and around Durness


Durness Limestone

With the Loch Eriboll fjord being formed along the weak, lowermost sections of the main Moine Thrust Zone, this is an excellent place to appreciate how geology controls the landscape.  To the west is the uniform dip-slope of the undeformed sedimentary sequence (i.e. the Caledonian Foreland) whereas the rugged topography to the east of the loch relates to the remainder of the thrust zone which exhibits some of the most complex geology in the British isles.


Durness Limestone

The limestone pavements around Durness help support an unusually diverse flora community rich in northern and arctic-alpine species. This is mainly due to the grikes between the pavement blocks which provide a relatively humid shelter from the strong winds and are also inaccessible to grazing animals.

With high levels of calcium carbonate being available within these microhabitats, the habitat is suitable only for those species that can tolerate these conditions such as Mountain Aven, Burnet Rose and the orchid Dark-red Helleborine. However, with accumulations of richer soil also developing within the shady, humid grikes, typical woodland herbs such as the Primrose and Dog’s Mercury can also grow.

Other species to look out for in the pavement areas (particularly those further inland) are various varieties of fern including Hart’s tongue, Brittle bladder-fern and Hard shield-fern. Stone Brambles may also be found within some of the grikes, with the name coming from the large stones found within the red berries rather than from them clinging to the stone pavements to stop them being swept into the sea!

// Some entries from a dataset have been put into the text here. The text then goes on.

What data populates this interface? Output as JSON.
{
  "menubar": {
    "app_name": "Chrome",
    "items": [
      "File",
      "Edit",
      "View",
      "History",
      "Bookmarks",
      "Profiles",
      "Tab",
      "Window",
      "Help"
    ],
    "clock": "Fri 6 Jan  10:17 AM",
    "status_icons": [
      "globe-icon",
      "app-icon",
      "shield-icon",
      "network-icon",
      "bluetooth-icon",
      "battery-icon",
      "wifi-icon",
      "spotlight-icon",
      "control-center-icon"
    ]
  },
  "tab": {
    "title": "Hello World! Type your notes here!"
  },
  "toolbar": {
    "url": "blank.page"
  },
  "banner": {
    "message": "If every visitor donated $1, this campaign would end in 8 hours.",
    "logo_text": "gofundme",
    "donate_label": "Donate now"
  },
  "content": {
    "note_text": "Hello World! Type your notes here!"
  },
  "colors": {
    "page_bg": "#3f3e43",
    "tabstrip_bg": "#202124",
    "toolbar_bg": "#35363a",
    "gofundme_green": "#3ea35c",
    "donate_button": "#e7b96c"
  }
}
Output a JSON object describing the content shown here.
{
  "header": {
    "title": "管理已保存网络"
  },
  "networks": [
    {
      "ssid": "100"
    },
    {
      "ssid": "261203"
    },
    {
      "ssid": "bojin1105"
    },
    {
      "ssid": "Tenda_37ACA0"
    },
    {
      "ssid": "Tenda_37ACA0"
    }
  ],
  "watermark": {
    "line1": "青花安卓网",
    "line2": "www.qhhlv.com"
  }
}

The most accessible pavements are at Lerinbeg, immediately east of Sango Bay. For access (from Durness village), walk towards Smoo Cave and keep turning left along the roads / tracks after Sango Bay until you reach the disused buildings (formerly part of the WWII RAF Sango radar station). Other excellent ‘true limestone’ examples can be found just SSW of the Sangomore mobile mast (best accessed via the waterworks track just off the Bhlar Duibhe / Meadaidh walking routes). Alternatively, several can also be seen above the escarpment immediately east of Loch Borralie.